When President Obama speaks in Madison today, the White House says he'll praise Wisconsin for coming up with innovative ways to improve education.
But none of them have passed the state Legislature yet, and some are getting resistance from lawmakers in both parties.
On Monday, Wisconsin school boards said they would oppose a bill the state needs to pass, to qualify for federal stimulus money that Obama will highlight in his speech as part of his "Race to the Top" program.
And Tuesday, state Democratic finance co-chairman Mark Miller raised concerns about the program.
In a letter to Education Secretary Arne Duncan, Miller said he's worried about committing the state to expensive educational changes with no assurance of how much would come in federal grants.
Duncan will join Obama in his Madison visit today.
Meanwhile, leaders in the Legislature have balked at Gov. Jim Doyle's proposal to give Milwaukee's mayor control of that city's embattled school system.
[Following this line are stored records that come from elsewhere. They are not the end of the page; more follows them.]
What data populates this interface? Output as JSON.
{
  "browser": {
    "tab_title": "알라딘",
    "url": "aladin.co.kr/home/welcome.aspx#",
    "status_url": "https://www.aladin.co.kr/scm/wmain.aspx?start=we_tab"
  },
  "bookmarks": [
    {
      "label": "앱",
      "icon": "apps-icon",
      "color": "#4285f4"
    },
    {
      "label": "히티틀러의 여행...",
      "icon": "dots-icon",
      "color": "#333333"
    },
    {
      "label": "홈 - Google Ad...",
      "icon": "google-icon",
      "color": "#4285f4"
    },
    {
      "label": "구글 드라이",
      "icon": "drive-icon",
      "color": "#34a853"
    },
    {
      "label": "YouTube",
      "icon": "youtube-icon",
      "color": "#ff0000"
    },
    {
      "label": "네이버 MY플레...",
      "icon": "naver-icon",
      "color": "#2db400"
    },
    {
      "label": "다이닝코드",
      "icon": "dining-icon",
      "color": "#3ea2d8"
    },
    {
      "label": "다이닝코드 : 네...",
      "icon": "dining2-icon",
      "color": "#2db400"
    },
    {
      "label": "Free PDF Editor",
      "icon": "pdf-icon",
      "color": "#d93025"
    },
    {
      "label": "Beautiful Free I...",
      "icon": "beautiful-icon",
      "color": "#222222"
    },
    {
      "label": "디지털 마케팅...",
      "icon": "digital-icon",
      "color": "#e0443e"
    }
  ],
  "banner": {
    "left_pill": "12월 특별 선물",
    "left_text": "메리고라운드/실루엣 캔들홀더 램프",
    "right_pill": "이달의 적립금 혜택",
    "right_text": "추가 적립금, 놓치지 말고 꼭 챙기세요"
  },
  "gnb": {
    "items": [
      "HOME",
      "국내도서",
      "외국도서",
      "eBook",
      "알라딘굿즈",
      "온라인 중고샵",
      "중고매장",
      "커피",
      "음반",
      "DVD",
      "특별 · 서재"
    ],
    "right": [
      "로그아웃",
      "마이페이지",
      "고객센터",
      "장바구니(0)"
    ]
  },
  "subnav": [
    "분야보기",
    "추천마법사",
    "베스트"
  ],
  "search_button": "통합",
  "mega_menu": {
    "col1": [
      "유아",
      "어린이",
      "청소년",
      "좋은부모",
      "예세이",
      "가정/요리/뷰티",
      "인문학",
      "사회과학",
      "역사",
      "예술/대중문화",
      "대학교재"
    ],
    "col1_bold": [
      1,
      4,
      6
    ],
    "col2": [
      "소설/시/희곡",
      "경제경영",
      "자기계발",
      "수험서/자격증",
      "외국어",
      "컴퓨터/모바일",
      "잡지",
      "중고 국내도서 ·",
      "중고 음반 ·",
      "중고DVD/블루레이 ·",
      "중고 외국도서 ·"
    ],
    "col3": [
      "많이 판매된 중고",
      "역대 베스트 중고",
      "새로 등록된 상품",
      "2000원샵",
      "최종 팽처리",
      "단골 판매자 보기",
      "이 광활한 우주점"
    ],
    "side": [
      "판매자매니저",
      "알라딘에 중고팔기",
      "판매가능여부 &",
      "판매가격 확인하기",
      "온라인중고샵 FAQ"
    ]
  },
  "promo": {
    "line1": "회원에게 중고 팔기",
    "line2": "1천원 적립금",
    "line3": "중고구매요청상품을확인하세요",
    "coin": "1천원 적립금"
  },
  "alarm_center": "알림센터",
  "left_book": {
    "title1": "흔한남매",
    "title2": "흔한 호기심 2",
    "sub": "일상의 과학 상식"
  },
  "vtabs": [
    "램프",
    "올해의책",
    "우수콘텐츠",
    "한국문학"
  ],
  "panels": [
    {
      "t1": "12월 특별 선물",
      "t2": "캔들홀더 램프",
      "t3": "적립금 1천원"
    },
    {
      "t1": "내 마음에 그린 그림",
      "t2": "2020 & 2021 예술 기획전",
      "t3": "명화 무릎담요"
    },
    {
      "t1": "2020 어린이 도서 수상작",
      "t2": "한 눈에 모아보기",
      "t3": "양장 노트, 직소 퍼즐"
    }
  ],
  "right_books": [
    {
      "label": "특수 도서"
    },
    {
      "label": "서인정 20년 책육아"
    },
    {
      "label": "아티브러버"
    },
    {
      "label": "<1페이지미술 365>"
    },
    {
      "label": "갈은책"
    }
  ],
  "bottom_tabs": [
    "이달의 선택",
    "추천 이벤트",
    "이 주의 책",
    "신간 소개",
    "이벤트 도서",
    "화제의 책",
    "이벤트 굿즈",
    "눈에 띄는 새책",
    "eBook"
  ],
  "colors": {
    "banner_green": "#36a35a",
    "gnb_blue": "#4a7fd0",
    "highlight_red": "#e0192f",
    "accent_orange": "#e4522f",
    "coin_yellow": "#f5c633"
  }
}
Some disagree with Doyle that it would make the schools more accountable than they are under the current elected School Board.
Also, the Legislature must abolish the state law against using student test scores to evaluate teachers in order to qualify for the stimulus cash.
But the bill says teachers could still not be disciplined or fired over low student performance - and while the teachers' unions endorse that, the School Boards' Association says they're against it.
GOP leaders have said Obama's visit is really about greasing the skids to get Milwaukee Mayor Tom Barrett to run for governor next year.
But Barrett scoffs at that.
He says he can't believe the president of the United States would schedule a major trip and all the hassles that go with it just to lobby someone who hasn't decided what to do yet.